The embattled Hawaii Health Connector ended its operations Friday, after running into a host of technical and financial problems.
"We've been blessed having prepaid health insurance for so many years and we're so far ahead of everybody else," said State Senator Roz Baker, chairwoman of the Commerce and Consumer Protection Committee. "This probably wasn't the right model for us because we just didn't have enough uninsured to make it sustainable."
According to state officials, 24,000 people in Hawaii were insured through health insurance exchange, which cost about $130 million to set up.
Only about 4,500 have now signed up for insurance on its federal replacement in the new year -- healthcare.gov.
The state Department of Human Services has now assumed responsibility for outreach. People must re-enroll by December 15 to make sure there is no lapse in coverage.
There have been some enrollment delays due to language barriers and other issues, especially for migrants from Pacific Islands living in Hawaii under the Compacts of Free Association.
Instead of going to the federal website, state officials recommend contacting a call center that is open around the clock, with interpreters standing by at 1-800-318-2596.
"Challenges ahead, I think we're going to figure it out as we go along," said DHS director Rachael Wong. "Some of it will depend on the information that we receive as we take over responsibility. Some of it will be a learning curve as we work in new areas,"

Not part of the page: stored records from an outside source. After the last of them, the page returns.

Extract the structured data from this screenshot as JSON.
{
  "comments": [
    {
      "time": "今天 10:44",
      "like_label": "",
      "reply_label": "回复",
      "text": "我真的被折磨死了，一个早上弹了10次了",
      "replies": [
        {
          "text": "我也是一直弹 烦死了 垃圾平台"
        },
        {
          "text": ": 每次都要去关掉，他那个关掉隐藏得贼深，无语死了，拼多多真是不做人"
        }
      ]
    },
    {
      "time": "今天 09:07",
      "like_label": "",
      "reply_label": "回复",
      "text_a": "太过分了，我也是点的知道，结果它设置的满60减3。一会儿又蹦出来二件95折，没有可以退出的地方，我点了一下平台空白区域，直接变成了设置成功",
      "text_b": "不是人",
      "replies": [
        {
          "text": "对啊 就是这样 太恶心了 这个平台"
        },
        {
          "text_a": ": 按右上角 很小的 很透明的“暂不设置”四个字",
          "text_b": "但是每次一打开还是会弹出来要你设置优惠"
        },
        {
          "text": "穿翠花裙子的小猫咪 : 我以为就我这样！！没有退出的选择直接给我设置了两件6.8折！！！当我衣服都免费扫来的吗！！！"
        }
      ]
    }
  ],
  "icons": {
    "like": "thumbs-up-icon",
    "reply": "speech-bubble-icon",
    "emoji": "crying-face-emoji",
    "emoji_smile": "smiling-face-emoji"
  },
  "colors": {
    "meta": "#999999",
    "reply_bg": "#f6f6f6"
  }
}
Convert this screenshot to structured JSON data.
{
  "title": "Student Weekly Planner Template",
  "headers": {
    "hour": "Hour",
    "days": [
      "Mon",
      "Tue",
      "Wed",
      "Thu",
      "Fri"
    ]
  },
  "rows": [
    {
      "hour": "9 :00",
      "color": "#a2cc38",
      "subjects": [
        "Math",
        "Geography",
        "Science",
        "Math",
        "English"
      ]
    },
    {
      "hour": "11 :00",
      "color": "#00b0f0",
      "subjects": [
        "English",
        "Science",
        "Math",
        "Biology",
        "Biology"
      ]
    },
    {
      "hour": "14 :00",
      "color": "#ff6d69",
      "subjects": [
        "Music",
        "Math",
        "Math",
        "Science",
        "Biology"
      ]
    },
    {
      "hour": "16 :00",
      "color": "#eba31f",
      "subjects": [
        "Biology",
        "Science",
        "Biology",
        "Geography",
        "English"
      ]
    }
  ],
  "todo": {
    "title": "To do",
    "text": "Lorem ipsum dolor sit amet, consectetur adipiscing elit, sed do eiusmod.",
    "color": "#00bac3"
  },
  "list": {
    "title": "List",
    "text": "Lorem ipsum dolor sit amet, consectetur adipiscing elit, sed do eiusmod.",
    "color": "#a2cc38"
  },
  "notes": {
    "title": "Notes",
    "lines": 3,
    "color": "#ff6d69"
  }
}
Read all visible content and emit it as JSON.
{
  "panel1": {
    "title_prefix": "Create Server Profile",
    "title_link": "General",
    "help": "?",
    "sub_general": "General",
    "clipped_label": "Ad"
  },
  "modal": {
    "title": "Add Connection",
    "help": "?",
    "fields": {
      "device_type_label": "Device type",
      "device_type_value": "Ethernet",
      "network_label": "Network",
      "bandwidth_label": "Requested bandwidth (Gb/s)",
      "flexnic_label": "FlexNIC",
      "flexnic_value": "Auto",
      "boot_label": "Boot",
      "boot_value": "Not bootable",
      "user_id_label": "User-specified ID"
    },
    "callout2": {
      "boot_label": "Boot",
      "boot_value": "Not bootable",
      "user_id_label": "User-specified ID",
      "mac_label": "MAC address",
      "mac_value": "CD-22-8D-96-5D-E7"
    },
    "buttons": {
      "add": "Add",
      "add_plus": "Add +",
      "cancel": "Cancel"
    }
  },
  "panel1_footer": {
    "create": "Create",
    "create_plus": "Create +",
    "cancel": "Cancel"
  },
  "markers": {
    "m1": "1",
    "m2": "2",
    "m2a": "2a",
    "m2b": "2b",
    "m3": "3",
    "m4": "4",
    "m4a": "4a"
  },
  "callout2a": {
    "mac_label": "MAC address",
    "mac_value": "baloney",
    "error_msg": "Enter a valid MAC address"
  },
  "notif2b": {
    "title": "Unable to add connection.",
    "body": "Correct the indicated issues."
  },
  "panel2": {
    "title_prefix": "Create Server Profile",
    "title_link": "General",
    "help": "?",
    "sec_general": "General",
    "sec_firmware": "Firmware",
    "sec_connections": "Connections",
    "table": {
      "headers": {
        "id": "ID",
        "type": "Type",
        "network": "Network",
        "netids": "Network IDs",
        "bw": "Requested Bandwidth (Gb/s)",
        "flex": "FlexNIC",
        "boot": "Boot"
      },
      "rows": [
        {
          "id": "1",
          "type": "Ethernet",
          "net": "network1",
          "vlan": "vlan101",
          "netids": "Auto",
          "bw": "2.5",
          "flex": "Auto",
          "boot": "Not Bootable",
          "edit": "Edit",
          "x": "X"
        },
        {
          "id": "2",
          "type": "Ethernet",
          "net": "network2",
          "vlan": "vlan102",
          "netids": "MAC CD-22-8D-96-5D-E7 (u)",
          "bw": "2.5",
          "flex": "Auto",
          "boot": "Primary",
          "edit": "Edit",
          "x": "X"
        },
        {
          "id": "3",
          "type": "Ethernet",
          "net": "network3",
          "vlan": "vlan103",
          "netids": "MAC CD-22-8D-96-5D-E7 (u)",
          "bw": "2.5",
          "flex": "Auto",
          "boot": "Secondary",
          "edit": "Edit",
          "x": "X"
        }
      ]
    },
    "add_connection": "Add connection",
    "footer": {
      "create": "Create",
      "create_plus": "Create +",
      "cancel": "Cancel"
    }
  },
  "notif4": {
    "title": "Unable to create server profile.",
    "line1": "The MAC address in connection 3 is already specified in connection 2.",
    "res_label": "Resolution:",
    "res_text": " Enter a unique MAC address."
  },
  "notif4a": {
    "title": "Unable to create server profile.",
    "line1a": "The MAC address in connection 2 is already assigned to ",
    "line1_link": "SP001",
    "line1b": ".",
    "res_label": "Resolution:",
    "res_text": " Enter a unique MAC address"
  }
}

Roughly 40 full-time and temporary staff from the Hawaii Health Connector were laid off on Friday.
DHS is hiring a few of them who specialize in outreach efforts.